DATASET CONTENT:
Start of Block
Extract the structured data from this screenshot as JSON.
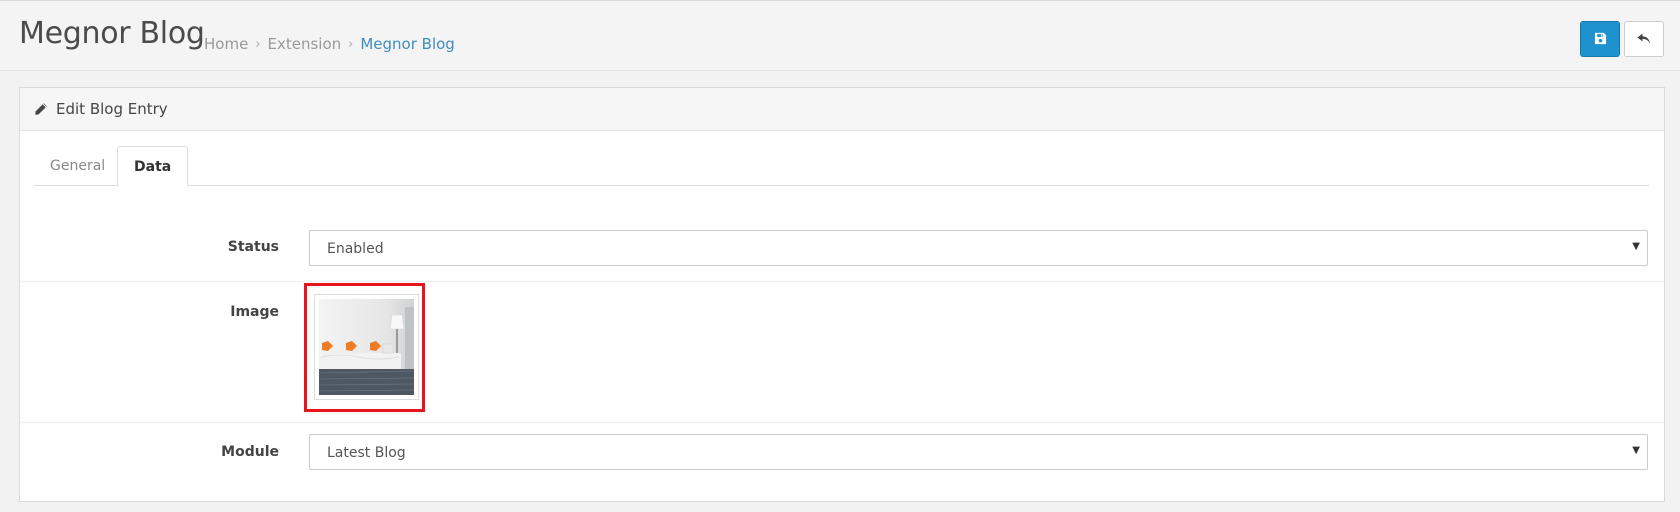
{
  "header": {
    "title": "Megnor Blog",
    "breadcrumbs": [
      {
        "label": "Home"
      },
      {
        "label": "Extension"
      },
      {
        "label": "Megnor Blog"
      }
    ],
    "separator": "›"
  },
  "actions": {
    "save_icon": "save-icon",
    "back_icon": "reply-icon"
  },
  "panel": {
    "title": "Edit Blog Entry",
    "icon": "pencil-icon"
  },
  "tabs": [
    {
      "label": "General",
      "active": false
    },
    {
      "label": "Data",
      "active": true
    }
  ],
  "form": {
    "status": {
      "label": "Status",
      "value": "Enabled"
    },
    "image": {
      "label": "Image"
    },
    "module": {
      "label": "Module",
      "value": "Latest Blog"
    }
  },
  "colors": {
    "primary_button": "#1e91cf",
    "link": "#3f8ebd",
    "highlight": "#e8141b"
  }
}
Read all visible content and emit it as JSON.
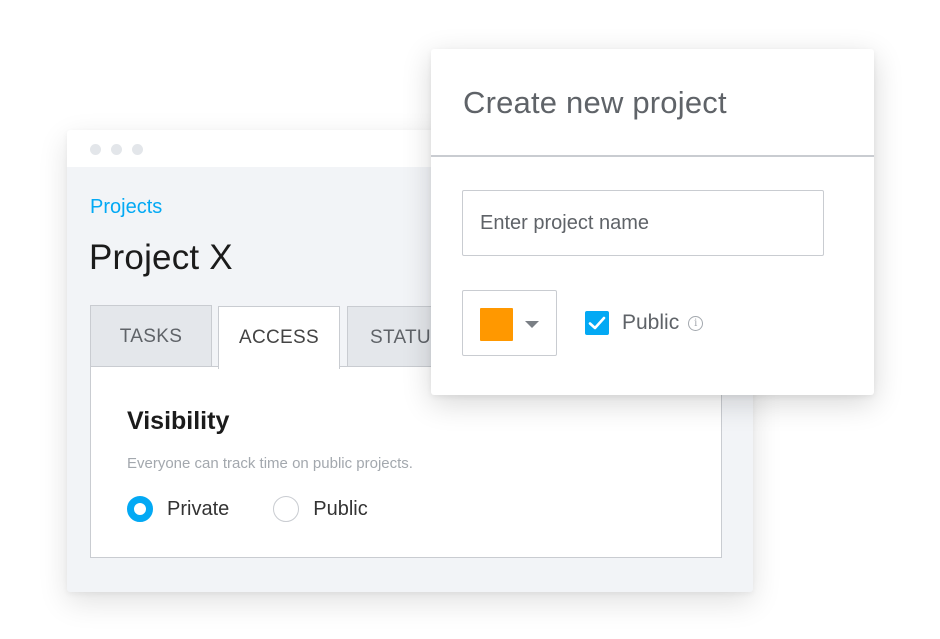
{
  "project_window": {
    "breadcrumb": "Projects",
    "title": "Project X",
    "tabs": [
      {
        "label": "TASKS",
        "active": false
      },
      {
        "label": "ACCESS",
        "active": true
      },
      {
        "label": "STATU",
        "active": false
      }
    ],
    "visibility": {
      "heading": "Visibility",
      "description": "Everyone can track time on public projects.",
      "options": [
        {
          "label": "Private",
          "selected": true
        },
        {
          "label": "Public",
          "selected": false
        }
      ]
    }
  },
  "modal": {
    "title": "Create new project",
    "name_input": {
      "placeholder": "Enter project name",
      "value": ""
    },
    "color": {
      "value": "#ff9800",
      "icon": "chevron-down-icon"
    },
    "public_checkbox": {
      "label": "Public",
      "checked": true,
      "info_icon": "info-icon"
    }
  },
  "colors": {
    "accent": "#03a9f4",
    "project_color": "#ff9800"
  }
}
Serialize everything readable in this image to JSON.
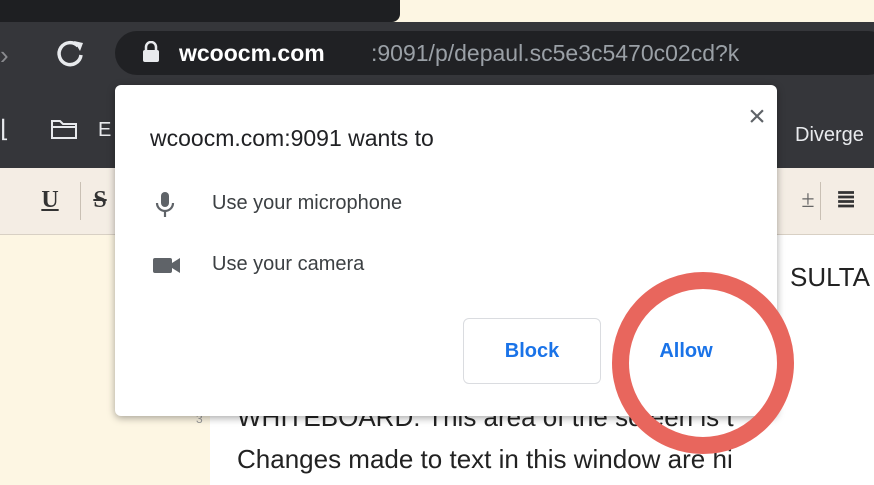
{
  "browser": {
    "url_host": "wcoocm.com",
    "url_rest": ":9091/p/depaul.sc5e3c5470c02cd?k"
  },
  "bookmarks": {
    "left_label": "E",
    "right_label": "Diverge"
  },
  "editor": {
    "toolbar": {
      "underline": "U",
      "strike": "S",
      "right_glyph": "±",
      "align_glyph": "≣"
    },
    "text_partial_right": "SULTA",
    "line1": "WHITEBOARD: This area of the screen is t",
    "line2": "Changes made to text in this window are hi",
    "gutter_mark": "3"
  },
  "permission_dialog": {
    "title": "wcoocm.com:9091 wants to",
    "permissions": [
      {
        "icon": "microphone-icon",
        "label": "Use your microphone"
      },
      {
        "icon": "camera-icon",
        "label": "Use your camera"
      }
    ],
    "block_label": "Block",
    "allow_label": "Allow"
  },
  "annotation": {
    "highlight_color": "#e8665d"
  }
}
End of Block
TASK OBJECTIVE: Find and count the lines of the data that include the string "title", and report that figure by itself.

EXERCISE ANSWER: 5